From the Far East to down under in New Zealand, and in countries throughout Europe and South America, CI students can complement what they learn in their classroom with week and month-long visits to international destinations. These faculty-led learning experiences are one of the many offerings provided through the University’s Center for International Affairs.
Last year the Center sent 120 students abroad, helping to expand their global perspective and strengthen their culture competency in an increasingly international marketplace.
“We make sure the trips have a solid academic foundation,” says Antonio Jiménez-Jiménez, Associate Professor of Spanish and Director of the Center. “We review the learning goals and course content before the international experience.” A trip to Paris, for example, may focus on art with visits to world-class museums and participation in studio classes, while other trips involve a language immersion component.
Jiménez-Jiménez, who was born in Malaga, Spain, has led his own student trips to Spain and Mexico. Alejandro Robles, a senior majoring in Economics, had the opportunity to visit Spain and Morocco as part of his study abroad experience. “It was an opportunity to improve my Spanish language skills and learn more about the culture of my ancestors,” says Robles. In particular, he found Morocco to be interesting. “It was a completely different culture than any other Western or Western European city.”
The travel costs associated with the study abroad programs are offset in part by the Instructionally Related Activities fund. This allows the international experience to be accessible and affordable to all CI students, particularly those who would not normally consider travelling outside the U.S.
Growing Global Citizens
In addition, the Center serves as a link for international students at CI to expand their own cultural knowledge of the U.S. Currently there are 30 international students on campus, having traveled from as far as China, Brazil, Kenya, and Romania. From visiting local sites and museums to experiencing American traditions such as Thanksgiving dinner, these students have a number of opportunities to learn more about their host country.
Internationalizing the student experience at CI is at the heart of the Center’s mission.

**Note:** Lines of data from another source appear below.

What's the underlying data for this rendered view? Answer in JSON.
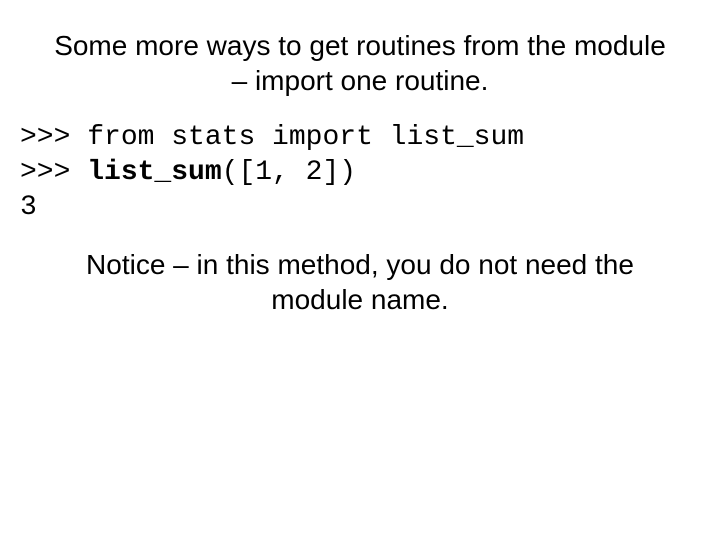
{
  "title_line1": "Some more ways to get routines from the module",
  "title_line2": "– import one routine.",
  "code": {
    "line1_prompt": ">>> ",
    "line1_text": "from stats import list_sum",
    "line2_prompt": ">>> ",
    "line2_bold": "list_sum",
    "line2_rest": "([1, 2])",
    "line3": "3"
  },
  "note_line1": "Notice – in this method, you do not need the",
  "note_line2": "module name."
}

Looking ahead, Jiménez-Jiménez would like to see the number of international students on campus increase, as their presence also contributes to the overall diversity of the campus experience for students who are unable to travel internationally. He also hopes to expand the University’s exchange agreements with institutions abroad.
“I cannot think of a student graduating from any institution without having an understanding of how things work globally,” adds Jiménez-Jiménez. “Companies look for students with cross-cultural knowledge and communication skills. But even more important, when students go abroad they grow as global citizens. They are exposed to different perspectives and get to understand their own culture better.”